Exercise brief: Copy out, from the data, each line containing the string "replies".

The data:
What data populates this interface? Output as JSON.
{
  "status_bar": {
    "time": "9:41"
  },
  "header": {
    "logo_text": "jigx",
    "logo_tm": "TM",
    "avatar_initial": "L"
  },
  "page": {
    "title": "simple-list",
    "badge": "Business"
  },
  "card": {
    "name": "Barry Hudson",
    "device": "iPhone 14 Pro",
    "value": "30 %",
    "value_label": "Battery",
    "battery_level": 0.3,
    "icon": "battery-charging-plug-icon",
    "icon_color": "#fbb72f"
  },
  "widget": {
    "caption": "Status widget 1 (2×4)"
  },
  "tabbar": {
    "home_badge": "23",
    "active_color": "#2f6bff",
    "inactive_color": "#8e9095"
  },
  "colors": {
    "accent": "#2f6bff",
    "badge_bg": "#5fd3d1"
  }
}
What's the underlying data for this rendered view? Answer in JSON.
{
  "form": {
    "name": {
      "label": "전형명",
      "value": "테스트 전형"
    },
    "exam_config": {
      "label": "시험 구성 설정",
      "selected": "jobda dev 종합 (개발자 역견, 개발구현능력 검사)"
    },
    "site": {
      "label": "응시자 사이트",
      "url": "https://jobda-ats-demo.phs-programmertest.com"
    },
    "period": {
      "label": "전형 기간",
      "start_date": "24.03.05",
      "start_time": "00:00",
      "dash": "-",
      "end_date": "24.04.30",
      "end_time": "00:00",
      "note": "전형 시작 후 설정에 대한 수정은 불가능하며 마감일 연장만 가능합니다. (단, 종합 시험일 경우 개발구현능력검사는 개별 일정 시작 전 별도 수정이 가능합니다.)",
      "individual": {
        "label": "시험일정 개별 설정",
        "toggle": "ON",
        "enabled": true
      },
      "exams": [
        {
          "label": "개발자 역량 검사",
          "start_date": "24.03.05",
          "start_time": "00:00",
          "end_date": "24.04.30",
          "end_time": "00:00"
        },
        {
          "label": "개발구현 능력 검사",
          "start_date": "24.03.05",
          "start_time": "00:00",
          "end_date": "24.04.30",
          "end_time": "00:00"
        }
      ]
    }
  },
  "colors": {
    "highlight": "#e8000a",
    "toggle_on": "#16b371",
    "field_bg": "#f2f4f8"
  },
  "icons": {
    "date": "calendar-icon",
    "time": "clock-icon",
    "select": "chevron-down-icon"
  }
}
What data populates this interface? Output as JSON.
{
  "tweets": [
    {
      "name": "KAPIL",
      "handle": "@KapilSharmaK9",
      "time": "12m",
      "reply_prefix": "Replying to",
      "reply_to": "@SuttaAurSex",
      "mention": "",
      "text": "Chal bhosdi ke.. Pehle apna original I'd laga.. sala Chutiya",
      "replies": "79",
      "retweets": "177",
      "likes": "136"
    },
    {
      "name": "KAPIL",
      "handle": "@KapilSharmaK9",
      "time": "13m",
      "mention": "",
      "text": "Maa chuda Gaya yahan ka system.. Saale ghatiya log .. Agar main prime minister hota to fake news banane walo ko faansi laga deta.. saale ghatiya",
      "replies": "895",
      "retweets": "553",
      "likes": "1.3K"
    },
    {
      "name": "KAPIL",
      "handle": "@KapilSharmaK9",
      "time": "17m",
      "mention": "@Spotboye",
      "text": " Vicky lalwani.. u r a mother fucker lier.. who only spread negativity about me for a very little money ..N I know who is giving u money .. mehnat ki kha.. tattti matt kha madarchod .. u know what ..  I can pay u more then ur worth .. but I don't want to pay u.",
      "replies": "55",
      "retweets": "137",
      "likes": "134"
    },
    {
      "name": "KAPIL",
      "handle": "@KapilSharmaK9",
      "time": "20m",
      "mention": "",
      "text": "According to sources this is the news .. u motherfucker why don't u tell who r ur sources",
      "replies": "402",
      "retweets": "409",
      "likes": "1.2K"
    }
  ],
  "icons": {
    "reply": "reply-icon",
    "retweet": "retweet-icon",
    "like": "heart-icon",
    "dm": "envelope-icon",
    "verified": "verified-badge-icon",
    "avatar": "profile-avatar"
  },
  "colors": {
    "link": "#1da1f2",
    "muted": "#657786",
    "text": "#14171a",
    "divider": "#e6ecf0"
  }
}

Solved problem:
      "replies": "79",
      "replies": "895",
      "replies": "55",
      "replies": "402",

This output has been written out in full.